INFORMATION SHOWN:
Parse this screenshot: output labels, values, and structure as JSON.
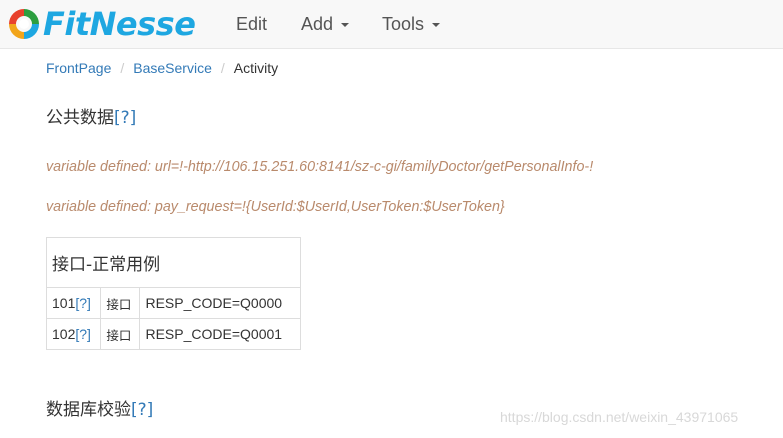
{
  "navbar": {
    "brand": "FitNesse",
    "menu": [
      {
        "label": "Edit"
      },
      {
        "label": "Add"
      },
      {
        "label": "Tools"
      }
    ]
  },
  "breadcrumb": {
    "items": [
      {
        "label": "FrontPage"
      },
      {
        "label": "BaseService"
      }
    ],
    "current": "Activity"
  },
  "sections": {
    "common_data": {
      "title": "公共数据",
      "help": "[?]"
    },
    "db_check": {
      "title": "数据库校验",
      "help": "[?]"
    }
  },
  "variables": [
    "variable defined: url=!-http://106.15.251.60:8141/sz-c-gi/familyDoctor/getPersonalInfo-!",
    "variable defined: pay_request=!{UserId:$UserId,UserToken:$UserToken}"
  ],
  "table": {
    "header": "接口-正常用例",
    "rows": [
      {
        "id": "101",
        "help": "[?]",
        "type": "接口",
        "value": "RESP_CODE=Q0000"
      },
      {
        "id": "102",
        "help": "[?]",
        "type": "接口",
        "value": "RESP_CODE=Q0001"
      }
    ]
  },
  "watermark": "https://blog.csdn.net/weixin_43971065",
  "colors": {
    "brand": "#1ea7e1",
    "link": "#337ab7",
    "variable_text": "#b98a6c",
    "navbar_bg": "#f8f8f8"
  }
}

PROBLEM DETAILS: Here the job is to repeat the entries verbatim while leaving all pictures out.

THE COMPLETED TASK:
Parse this screenshot: output labels, values, and structure as JSON.
{
  "navbar": {
    "brand": "FitNesse",
    "menu": [
      {
        "label": "Edit"
      },
      {
        "label": "Add"
      },
      {
        "label": "Tools"
      }
    ]
  },
  "breadcrumb": {
    "items": [
      {
        "label": "FrontPage"
      },
      {
        "label": "BaseService"
      }
    ],
    "current": "Activity"
  },
  "sections": {
    "common_data": {
      "title": "公共数据",
      "help": "[?]"
    },
    "db_check": {
      "title": "数据库校验",
      "help": "[?]"
    }
  },
  "variables": [
    "variable defined: url=!-http://106.15.251.60:8141/sz-c-gi/familyDoctor/getPersonalInfo-!",
    "variable defined: pay_request=!{UserId:$UserId,UserToken:$UserToken}"
  ],
  "table": {
    "header": "接口-正常用例",
    "rows": [
      {
        "id": "101",
        "help": "[?]",
        "type": "接口",
        "value": "RESP_CODE=Q0000"
      },
      {
        "id": "102",
        "help": "[?]",
        "type": "接口",
        "value": "RESP_CODE=Q0001"
      }
    ]
  },
  "watermark": "https://blog.csdn.net/weixin_43971065",
  "colors": {
    "brand": "#1ea7e1",
    "link": "#337ab7",
    "variable_text": "#b98a6c",
    "navbar_bg": "#f8f8f8"
  }
}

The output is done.